Japanese investment bank Nomura has declared that the global financial crisis is finally over, announcing: “The end of the end of the world” is here.
“Please help me,” implored the woman, sitting at the roadside.
When Thai Prime Minister Yingluck Shinawatra and protest leader Suthep Thaugsuban met on Sunday for half an hour, the dialogue was brokered by the military. Present at the table were Thailand's army, navy and air force chiefs.
Thailand's economic outlook for 2014 could be dismal. The degree is difficult to gauge right now, but the pain could be as bad as what we experienced in 2009.
Too often are standard arguments repeated at international conferences, particularly those of a regional strategic nature, regardless of whether those arguments are true or correct.
The biggest winner of the monthlong civil disobedience movement is the awakening of young Thais, who are in their 20s and are equipped with smartphones and dozens of apps. They no longer shy away from the so-called irritant social elements they used to turn away from. In other words, they are no longer detached from the everyday reality.
China's recent demarcation of an air defense zone appears to be part of its move to lay the institutional framework for what analysts call Beijing's “anti-access/area-denial” strategy aimed at keeping hostile forces at bay.
The battle is about to begin.

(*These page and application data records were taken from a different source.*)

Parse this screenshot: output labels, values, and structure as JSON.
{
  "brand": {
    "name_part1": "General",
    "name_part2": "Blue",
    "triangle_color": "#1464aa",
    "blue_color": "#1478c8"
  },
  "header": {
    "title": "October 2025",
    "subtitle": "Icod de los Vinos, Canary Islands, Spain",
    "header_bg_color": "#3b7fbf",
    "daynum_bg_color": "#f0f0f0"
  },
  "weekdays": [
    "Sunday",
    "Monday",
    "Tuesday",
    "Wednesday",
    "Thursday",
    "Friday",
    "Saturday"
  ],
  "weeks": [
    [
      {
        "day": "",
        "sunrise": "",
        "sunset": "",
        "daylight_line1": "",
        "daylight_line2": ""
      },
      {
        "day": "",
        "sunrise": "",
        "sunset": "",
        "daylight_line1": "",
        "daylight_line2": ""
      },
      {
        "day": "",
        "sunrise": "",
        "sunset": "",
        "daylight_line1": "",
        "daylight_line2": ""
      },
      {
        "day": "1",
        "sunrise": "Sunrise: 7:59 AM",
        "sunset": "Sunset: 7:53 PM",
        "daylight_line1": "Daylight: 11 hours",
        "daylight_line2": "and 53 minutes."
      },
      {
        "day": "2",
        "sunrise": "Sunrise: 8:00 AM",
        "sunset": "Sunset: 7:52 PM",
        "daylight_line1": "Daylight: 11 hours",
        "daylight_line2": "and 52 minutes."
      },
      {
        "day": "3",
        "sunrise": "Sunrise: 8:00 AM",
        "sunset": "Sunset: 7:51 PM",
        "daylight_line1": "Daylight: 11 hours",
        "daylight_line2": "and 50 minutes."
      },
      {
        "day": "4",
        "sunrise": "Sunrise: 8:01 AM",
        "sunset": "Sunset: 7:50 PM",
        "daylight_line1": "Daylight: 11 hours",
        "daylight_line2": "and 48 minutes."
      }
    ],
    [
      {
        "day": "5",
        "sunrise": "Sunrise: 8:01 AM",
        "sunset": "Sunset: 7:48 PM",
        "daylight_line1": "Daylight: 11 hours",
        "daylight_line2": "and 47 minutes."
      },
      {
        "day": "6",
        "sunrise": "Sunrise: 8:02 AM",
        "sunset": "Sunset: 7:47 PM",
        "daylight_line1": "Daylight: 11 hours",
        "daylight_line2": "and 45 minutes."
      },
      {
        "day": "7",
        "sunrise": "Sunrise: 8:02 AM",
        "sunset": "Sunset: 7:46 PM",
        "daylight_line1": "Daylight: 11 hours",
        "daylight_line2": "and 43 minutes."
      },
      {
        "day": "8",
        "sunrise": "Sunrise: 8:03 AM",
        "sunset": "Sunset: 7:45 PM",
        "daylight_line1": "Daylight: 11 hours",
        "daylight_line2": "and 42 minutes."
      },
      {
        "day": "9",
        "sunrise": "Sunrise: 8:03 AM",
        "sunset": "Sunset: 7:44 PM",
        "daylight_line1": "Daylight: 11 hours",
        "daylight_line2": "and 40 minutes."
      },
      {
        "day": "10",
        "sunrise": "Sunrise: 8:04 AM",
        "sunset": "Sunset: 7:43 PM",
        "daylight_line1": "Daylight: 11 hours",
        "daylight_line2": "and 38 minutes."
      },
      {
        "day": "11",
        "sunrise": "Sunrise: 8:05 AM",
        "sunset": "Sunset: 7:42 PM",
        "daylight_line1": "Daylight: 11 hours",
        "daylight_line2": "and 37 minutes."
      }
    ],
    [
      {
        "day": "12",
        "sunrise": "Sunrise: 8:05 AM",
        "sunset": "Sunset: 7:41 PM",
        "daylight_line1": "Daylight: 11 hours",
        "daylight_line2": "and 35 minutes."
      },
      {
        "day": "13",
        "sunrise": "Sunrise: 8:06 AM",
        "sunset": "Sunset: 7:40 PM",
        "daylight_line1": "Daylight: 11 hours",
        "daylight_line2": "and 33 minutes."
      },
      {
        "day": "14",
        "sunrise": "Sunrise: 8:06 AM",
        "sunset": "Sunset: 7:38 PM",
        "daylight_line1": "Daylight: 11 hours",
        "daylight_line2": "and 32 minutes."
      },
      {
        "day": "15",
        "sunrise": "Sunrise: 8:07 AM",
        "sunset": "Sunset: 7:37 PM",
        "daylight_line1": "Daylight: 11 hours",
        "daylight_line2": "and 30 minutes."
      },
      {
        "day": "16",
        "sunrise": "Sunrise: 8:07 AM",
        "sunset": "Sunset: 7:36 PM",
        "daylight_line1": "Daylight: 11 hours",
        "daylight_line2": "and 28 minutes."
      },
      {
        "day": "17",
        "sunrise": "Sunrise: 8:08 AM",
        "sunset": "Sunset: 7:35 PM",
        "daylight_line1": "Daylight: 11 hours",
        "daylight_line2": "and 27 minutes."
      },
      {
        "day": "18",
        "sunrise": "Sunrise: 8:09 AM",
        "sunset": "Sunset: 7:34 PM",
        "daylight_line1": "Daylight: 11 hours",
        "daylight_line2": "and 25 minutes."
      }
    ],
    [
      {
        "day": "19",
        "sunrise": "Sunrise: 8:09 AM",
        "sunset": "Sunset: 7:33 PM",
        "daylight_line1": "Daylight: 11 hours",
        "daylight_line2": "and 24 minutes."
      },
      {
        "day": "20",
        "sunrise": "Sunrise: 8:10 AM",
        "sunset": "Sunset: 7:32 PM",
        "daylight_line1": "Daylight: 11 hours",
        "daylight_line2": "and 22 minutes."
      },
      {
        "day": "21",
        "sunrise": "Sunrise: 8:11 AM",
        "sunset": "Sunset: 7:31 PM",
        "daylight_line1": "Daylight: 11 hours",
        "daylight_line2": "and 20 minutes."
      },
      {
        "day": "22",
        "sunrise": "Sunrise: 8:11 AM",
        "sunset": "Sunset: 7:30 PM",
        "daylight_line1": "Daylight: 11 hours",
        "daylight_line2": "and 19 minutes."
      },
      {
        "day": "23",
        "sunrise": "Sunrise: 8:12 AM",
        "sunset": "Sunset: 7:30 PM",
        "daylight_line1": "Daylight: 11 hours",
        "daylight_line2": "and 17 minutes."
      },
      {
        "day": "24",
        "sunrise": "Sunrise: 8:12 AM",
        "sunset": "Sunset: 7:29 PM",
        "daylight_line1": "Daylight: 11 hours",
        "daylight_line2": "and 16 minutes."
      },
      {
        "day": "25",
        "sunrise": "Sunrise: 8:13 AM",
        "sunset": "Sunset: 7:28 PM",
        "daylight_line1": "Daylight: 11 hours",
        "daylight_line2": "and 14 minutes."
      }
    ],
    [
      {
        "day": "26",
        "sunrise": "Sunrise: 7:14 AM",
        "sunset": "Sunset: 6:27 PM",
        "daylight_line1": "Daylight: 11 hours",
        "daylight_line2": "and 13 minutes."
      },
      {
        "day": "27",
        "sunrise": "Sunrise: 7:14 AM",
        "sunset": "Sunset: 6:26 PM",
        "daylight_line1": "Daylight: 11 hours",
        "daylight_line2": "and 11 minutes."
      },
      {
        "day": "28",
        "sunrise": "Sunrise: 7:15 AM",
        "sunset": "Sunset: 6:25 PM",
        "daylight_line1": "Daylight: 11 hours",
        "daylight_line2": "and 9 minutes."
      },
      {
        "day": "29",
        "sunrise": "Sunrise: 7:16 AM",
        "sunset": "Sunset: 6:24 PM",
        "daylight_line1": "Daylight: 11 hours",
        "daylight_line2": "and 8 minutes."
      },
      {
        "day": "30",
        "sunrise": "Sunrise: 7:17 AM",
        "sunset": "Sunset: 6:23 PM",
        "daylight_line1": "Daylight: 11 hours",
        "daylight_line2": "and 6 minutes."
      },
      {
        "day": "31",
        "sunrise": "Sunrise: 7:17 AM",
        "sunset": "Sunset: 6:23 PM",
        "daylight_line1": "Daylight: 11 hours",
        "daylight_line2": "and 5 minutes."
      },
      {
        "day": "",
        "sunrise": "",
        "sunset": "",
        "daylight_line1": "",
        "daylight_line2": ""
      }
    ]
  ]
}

It could turn ugly. After leading an anti-government rally for almost a month, culminating with a historic “one-million-man” gathering at Rajdamnoen Avenue gathering on Sunday, Suthep Thaugsuban has realized that winning this war won't be easy. He had to escalate the level of civil disobedience. The strategy is to win support from the civil servants. If they agree to walk away from their posts, government machinery will come to a halt.
We need to recognize certain realities even as we heave a sigh of relief at the interim nuclear deal between Iran and the world's six most powerful nations.
After a Cabinet meeting on Wednesday, Philippine President Benigno Aquino III approved in principle a three-stage reconstruction plan for provinces devastated by Supertyphoon “Yolanda” (Haiyan). But three weeks after the storm struck land in Eastern Visayas, there was still no one in charge of the colossal rehabilitation job.